Start of Block

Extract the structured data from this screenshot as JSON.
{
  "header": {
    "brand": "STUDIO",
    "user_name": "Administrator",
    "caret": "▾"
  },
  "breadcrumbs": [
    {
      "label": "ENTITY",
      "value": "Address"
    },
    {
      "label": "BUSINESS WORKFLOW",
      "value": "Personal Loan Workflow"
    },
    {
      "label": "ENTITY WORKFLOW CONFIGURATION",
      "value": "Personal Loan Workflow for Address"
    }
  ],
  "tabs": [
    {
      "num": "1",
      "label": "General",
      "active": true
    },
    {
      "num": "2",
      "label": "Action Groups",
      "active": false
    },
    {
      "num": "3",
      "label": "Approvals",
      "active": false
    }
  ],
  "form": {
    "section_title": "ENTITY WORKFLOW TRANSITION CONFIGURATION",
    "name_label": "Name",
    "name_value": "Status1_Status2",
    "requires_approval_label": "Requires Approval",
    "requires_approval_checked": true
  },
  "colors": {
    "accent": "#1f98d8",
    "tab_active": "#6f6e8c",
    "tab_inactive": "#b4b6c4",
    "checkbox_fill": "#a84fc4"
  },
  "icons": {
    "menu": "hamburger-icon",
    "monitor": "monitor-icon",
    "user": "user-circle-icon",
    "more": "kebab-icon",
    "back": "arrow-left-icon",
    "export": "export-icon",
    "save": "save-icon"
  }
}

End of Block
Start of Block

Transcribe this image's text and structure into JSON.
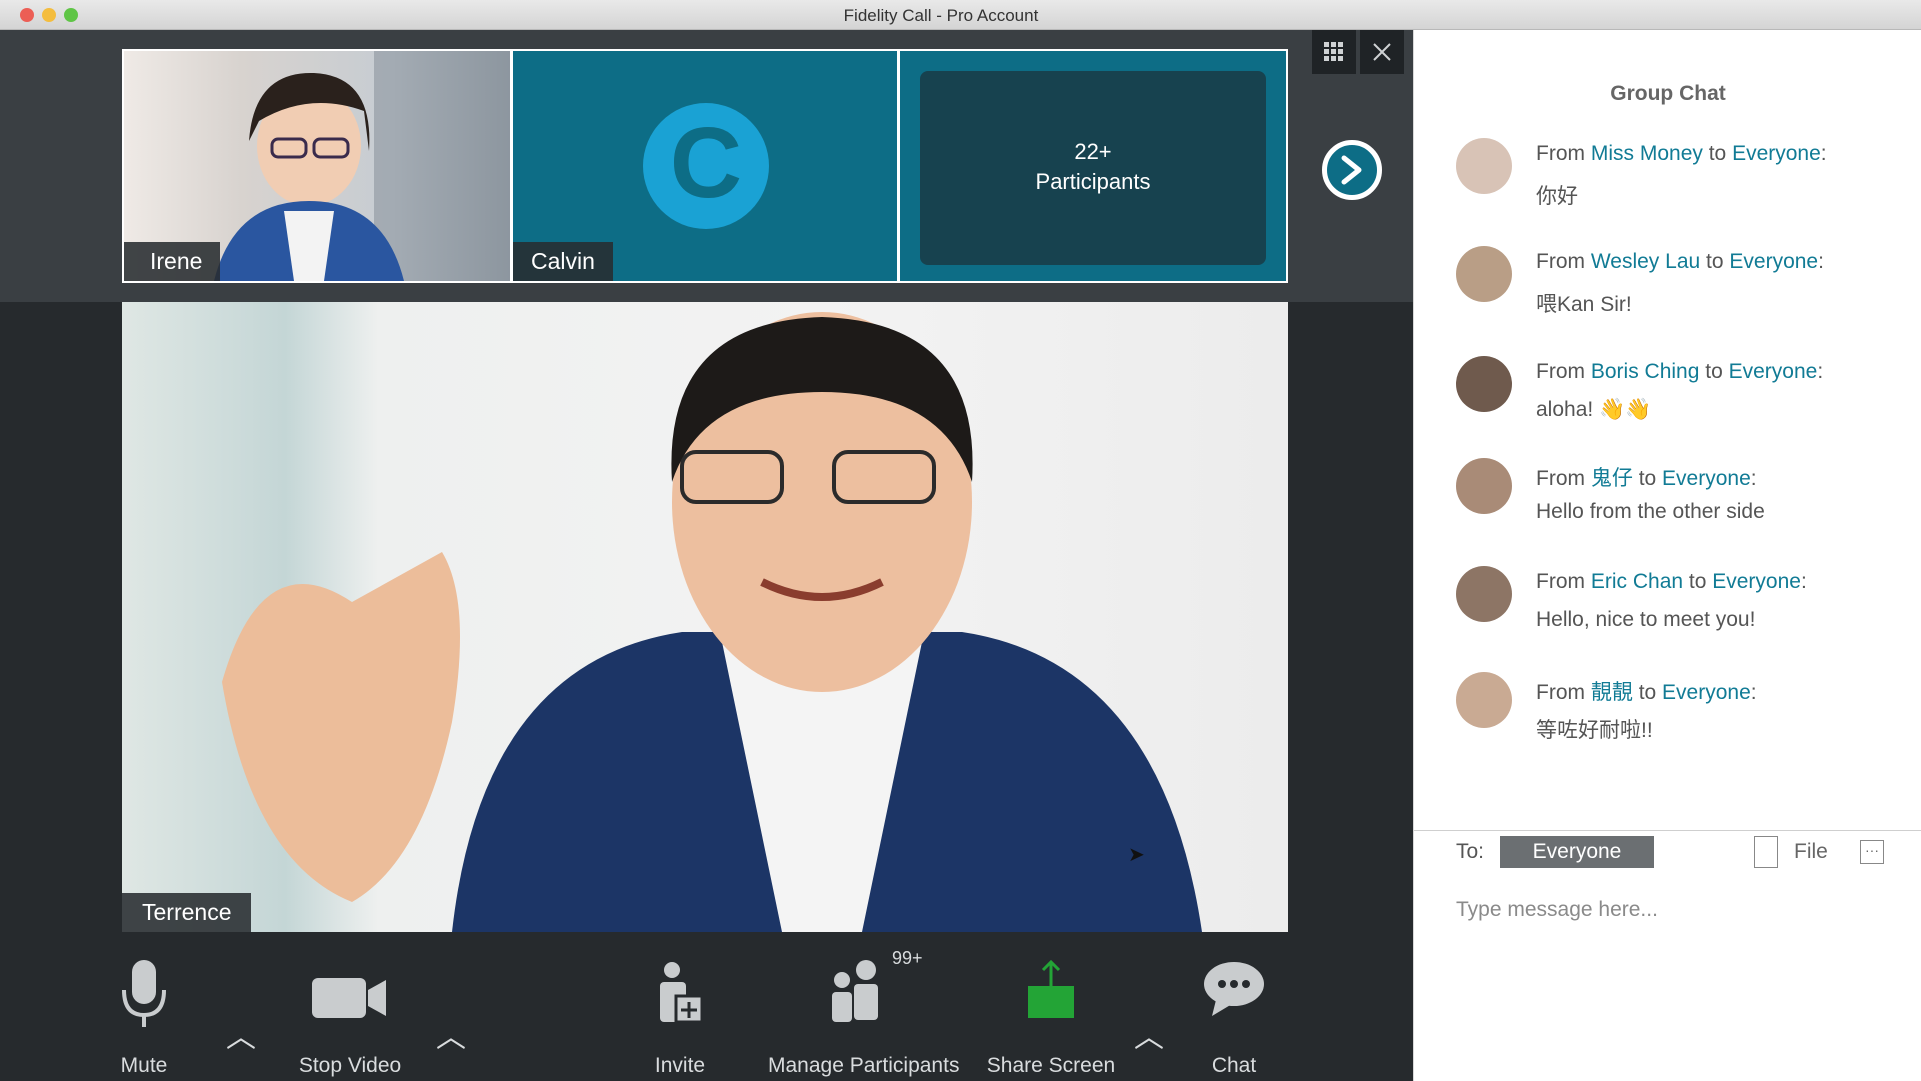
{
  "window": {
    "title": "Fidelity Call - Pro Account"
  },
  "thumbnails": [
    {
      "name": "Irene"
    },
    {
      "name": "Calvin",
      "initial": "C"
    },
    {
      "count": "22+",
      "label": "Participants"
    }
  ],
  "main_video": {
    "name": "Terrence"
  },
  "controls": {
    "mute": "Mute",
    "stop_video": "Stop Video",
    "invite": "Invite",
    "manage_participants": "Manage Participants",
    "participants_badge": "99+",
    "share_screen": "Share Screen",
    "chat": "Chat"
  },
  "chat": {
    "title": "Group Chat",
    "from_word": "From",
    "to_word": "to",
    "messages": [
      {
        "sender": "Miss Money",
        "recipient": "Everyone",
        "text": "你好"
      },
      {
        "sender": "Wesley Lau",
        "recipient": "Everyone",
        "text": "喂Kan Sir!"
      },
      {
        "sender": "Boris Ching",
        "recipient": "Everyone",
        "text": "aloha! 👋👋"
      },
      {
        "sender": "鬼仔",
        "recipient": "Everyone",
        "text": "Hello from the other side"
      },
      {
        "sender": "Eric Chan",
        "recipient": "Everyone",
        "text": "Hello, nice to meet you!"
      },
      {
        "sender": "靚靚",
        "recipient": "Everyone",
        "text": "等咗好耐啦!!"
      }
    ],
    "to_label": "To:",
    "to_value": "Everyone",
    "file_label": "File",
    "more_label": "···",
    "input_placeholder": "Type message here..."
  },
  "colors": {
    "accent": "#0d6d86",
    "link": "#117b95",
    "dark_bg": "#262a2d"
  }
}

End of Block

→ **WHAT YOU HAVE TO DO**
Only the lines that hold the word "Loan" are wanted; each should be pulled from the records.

→ **ANSWER TO THIS EXERCISE**
      "value": "Personal Loan Workflow"
      "value": "Personal Loan Workflow for Address"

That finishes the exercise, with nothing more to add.